How Do I Make Sure My Building Passes Part L1?
Dec 8, 2015
It’s fair to say that developers and architects didn’t need to pay much attention to SAP in days gone by, but since the significant changes to Part L in 2006, 2010 and again in 2013, complying with the regulations has become a whole lot more difficult. This is primarily because CO2 emissions targets have tightened enormously, driven as they are by European and UK climate change policies.
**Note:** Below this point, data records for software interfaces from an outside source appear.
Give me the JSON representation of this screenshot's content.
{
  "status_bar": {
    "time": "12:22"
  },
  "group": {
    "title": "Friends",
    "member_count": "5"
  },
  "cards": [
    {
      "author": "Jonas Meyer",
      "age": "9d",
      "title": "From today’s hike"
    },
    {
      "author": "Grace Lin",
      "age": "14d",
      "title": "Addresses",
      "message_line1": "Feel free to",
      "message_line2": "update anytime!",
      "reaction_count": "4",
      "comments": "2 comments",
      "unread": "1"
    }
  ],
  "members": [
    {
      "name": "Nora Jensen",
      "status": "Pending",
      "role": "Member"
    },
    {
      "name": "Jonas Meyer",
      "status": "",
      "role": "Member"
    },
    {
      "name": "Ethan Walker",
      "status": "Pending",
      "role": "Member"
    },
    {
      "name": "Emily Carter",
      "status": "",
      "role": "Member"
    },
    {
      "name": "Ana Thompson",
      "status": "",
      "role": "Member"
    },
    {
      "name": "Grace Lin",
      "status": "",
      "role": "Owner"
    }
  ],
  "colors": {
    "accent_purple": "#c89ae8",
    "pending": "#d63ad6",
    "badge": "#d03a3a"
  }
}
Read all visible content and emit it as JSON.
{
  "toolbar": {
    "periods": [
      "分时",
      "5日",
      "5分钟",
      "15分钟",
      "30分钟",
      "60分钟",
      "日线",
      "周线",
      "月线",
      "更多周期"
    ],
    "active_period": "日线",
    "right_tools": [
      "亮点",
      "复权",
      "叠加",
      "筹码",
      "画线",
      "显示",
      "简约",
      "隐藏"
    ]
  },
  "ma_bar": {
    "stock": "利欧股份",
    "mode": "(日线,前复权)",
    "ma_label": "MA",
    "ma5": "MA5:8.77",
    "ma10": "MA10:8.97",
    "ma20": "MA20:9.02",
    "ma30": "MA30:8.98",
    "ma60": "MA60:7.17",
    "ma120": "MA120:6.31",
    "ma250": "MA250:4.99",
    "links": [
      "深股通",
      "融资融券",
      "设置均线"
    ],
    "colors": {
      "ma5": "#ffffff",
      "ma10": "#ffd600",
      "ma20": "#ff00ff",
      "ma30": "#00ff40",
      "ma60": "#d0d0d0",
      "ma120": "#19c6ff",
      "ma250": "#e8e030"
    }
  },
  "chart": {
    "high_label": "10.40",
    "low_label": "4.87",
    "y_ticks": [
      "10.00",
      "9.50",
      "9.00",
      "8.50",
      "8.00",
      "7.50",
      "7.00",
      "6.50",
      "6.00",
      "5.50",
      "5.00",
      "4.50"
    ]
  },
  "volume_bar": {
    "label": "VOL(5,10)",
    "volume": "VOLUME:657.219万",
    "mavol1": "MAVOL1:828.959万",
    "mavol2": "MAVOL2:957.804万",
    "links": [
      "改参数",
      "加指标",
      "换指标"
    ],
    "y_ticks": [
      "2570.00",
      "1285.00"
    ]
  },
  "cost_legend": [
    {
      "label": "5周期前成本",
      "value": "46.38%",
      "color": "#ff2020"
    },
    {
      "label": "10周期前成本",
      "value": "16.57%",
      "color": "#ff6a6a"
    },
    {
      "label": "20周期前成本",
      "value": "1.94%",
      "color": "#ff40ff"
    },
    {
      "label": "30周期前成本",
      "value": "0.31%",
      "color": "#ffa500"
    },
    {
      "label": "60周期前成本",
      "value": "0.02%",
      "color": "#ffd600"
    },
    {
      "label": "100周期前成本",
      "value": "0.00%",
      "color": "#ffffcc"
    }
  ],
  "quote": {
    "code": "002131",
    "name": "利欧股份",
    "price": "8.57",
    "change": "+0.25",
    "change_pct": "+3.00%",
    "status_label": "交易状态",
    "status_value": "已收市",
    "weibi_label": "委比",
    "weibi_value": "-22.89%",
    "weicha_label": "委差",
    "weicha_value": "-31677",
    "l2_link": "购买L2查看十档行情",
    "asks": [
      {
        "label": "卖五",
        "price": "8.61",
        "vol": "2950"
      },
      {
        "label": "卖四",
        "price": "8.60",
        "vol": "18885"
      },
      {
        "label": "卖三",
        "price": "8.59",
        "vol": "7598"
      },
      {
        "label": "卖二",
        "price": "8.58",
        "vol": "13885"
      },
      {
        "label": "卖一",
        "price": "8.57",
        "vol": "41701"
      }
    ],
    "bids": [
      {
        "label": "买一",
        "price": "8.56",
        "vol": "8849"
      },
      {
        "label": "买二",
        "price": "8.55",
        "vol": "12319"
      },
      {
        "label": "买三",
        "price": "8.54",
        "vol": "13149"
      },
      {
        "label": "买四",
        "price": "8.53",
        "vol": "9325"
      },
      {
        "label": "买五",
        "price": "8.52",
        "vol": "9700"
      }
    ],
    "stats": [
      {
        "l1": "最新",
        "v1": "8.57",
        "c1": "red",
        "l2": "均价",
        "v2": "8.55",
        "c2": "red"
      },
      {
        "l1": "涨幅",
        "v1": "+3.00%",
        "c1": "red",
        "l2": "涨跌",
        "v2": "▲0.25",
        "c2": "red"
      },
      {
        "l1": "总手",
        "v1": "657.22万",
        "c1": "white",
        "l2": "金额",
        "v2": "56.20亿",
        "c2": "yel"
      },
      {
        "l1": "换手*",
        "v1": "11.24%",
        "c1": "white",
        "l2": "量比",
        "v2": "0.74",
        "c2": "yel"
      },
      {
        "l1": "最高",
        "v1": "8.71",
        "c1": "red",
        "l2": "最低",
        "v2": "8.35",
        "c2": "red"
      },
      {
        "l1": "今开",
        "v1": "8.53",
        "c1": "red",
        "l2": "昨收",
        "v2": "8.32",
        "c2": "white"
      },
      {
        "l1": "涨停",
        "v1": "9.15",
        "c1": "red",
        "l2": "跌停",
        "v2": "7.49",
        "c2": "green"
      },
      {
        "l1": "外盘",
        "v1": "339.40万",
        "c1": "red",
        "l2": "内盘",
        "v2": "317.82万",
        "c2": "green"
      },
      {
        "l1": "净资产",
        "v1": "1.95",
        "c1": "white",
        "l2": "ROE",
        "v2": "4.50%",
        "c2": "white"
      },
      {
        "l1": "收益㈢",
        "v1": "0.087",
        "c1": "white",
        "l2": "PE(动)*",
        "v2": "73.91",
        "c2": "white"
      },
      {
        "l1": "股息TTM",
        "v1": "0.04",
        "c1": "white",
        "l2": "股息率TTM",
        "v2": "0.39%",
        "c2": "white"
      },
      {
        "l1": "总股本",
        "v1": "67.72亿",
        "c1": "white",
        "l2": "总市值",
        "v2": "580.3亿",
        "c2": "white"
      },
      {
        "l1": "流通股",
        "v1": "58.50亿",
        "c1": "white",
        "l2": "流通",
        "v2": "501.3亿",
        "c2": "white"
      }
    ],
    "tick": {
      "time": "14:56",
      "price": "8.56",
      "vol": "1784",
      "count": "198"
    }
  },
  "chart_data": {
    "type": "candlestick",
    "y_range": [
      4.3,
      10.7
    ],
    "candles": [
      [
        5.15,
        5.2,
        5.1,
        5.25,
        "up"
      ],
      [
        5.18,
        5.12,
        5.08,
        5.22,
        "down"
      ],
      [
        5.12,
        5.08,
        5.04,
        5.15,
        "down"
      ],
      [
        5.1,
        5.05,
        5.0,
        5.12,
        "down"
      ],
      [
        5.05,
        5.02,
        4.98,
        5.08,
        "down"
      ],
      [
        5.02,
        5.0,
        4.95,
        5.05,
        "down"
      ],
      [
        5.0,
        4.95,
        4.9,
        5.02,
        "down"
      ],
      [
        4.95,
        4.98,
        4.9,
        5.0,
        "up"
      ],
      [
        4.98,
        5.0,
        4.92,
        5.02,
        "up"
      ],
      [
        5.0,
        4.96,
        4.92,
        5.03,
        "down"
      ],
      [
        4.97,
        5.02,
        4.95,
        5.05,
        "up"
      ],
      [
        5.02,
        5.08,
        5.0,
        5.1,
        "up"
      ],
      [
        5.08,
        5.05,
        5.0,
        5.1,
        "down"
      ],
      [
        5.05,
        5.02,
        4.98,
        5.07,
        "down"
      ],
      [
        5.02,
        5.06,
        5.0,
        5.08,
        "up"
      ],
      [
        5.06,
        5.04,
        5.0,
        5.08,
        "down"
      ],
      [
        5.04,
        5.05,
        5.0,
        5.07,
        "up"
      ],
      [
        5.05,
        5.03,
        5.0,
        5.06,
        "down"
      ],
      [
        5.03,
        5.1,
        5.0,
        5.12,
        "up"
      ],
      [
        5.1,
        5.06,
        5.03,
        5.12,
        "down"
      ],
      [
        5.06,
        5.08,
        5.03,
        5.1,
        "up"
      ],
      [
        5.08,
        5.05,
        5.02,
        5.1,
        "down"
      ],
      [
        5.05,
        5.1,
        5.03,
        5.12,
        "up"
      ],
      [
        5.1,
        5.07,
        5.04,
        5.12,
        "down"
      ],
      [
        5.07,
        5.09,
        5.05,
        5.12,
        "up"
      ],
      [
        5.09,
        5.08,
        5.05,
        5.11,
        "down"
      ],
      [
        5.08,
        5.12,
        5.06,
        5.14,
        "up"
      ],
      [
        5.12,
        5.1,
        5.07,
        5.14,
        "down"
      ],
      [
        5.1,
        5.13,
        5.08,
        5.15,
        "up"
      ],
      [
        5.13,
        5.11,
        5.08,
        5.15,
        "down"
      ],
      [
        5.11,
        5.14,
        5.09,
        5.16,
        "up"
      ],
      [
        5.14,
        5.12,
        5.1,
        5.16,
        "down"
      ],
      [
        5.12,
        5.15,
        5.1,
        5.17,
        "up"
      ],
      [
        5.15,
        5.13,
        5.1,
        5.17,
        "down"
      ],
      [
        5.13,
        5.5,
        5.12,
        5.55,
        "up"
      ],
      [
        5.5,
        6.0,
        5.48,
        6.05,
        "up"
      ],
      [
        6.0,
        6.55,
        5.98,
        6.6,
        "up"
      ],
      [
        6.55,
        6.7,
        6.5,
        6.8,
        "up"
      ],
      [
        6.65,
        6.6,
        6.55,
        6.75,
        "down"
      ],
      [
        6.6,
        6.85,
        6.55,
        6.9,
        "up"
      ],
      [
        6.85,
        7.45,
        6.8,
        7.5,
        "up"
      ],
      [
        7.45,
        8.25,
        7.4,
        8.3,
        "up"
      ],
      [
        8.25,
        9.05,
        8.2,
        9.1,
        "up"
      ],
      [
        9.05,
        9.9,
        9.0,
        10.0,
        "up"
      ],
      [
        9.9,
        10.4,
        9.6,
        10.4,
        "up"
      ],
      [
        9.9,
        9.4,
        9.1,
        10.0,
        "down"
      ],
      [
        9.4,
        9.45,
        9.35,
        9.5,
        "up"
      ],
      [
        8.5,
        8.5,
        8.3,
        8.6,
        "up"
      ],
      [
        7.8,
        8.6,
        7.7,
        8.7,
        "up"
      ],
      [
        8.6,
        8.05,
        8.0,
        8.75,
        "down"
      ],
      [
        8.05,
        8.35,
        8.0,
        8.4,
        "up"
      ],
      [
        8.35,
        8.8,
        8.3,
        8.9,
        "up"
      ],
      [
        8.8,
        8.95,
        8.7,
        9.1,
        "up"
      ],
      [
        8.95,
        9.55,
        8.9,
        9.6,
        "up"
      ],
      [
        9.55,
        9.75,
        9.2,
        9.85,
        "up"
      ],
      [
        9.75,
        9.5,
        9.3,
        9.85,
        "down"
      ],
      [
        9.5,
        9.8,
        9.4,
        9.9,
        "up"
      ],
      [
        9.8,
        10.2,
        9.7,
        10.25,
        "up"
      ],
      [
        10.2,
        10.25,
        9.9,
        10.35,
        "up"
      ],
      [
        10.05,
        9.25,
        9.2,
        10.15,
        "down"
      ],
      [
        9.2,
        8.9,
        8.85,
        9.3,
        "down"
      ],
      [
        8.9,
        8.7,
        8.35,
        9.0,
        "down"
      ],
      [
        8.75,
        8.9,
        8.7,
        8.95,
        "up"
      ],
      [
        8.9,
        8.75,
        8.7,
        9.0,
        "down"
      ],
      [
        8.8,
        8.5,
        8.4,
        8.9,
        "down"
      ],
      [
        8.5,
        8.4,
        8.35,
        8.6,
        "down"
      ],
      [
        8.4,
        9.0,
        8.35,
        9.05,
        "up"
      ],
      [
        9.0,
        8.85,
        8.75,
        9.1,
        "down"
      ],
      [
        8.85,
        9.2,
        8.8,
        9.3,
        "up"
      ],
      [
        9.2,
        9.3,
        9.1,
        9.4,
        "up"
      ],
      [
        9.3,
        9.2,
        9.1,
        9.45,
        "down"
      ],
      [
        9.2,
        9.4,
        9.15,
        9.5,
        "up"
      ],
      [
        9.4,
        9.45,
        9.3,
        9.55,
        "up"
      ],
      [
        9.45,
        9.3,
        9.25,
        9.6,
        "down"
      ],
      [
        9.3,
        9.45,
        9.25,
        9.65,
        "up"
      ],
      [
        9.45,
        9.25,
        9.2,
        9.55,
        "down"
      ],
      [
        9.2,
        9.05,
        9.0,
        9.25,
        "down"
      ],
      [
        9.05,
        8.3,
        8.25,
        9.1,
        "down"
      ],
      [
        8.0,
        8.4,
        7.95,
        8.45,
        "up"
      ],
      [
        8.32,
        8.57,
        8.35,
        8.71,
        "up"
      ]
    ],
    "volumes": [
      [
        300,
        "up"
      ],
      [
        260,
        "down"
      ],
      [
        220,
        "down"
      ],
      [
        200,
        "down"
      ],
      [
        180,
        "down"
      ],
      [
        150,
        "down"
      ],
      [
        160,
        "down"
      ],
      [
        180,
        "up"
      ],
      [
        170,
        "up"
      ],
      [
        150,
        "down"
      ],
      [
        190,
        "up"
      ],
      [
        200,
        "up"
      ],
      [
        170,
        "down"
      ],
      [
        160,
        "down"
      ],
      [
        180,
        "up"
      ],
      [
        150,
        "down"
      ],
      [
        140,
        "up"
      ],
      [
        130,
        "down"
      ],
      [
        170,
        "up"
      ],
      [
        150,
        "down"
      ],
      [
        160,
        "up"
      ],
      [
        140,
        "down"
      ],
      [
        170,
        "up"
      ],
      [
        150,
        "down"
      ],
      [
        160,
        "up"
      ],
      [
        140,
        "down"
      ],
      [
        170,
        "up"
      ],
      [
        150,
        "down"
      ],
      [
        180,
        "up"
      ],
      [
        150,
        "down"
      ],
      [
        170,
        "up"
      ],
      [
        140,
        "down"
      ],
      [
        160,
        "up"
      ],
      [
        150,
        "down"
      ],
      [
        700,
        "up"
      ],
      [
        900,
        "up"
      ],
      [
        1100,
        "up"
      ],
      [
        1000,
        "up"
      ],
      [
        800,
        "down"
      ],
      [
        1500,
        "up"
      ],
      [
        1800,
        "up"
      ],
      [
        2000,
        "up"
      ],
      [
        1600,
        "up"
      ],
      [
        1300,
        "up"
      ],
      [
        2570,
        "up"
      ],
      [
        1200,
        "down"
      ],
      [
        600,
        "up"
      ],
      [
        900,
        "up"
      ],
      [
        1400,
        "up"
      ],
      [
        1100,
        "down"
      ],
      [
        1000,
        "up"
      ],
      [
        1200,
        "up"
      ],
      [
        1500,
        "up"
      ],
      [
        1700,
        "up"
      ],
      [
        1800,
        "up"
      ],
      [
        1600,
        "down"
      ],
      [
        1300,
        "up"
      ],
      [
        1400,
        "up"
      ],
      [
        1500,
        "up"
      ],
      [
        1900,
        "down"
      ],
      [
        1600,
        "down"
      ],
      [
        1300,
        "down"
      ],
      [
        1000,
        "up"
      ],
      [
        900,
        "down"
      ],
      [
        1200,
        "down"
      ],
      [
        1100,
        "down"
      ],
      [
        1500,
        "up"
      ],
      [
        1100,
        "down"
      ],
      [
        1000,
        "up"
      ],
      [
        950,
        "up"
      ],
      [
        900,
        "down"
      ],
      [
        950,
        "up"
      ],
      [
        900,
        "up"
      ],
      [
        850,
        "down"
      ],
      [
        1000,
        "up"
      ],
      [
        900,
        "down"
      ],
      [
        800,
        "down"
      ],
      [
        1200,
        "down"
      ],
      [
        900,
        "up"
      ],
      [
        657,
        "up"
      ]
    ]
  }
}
It is important to understand that many factors contribute to a SAP Rating. We are often asked why some designs and specs fail and some pass, and it isn’t always easy to give a straight answer. Numerous factors play a part, from the type and size of the boiler to a junction of a wall, to the depth of insulation in a floor, to which direction the house is facing! Some factors may be beyond the client’s control - for example having no connection to mains gas could mean having to use an oil or LPG system. These fuels have higher cost and CO2 emissions factors within SAP, and as the Target Emission Rate is set based on a mains gas system, you take a hit.
But, worry not. We'll get you through the Regs; we do thousands of SAPs a year and therefore have come across most scenarios and can make suggestions that are both practical and cost-effective.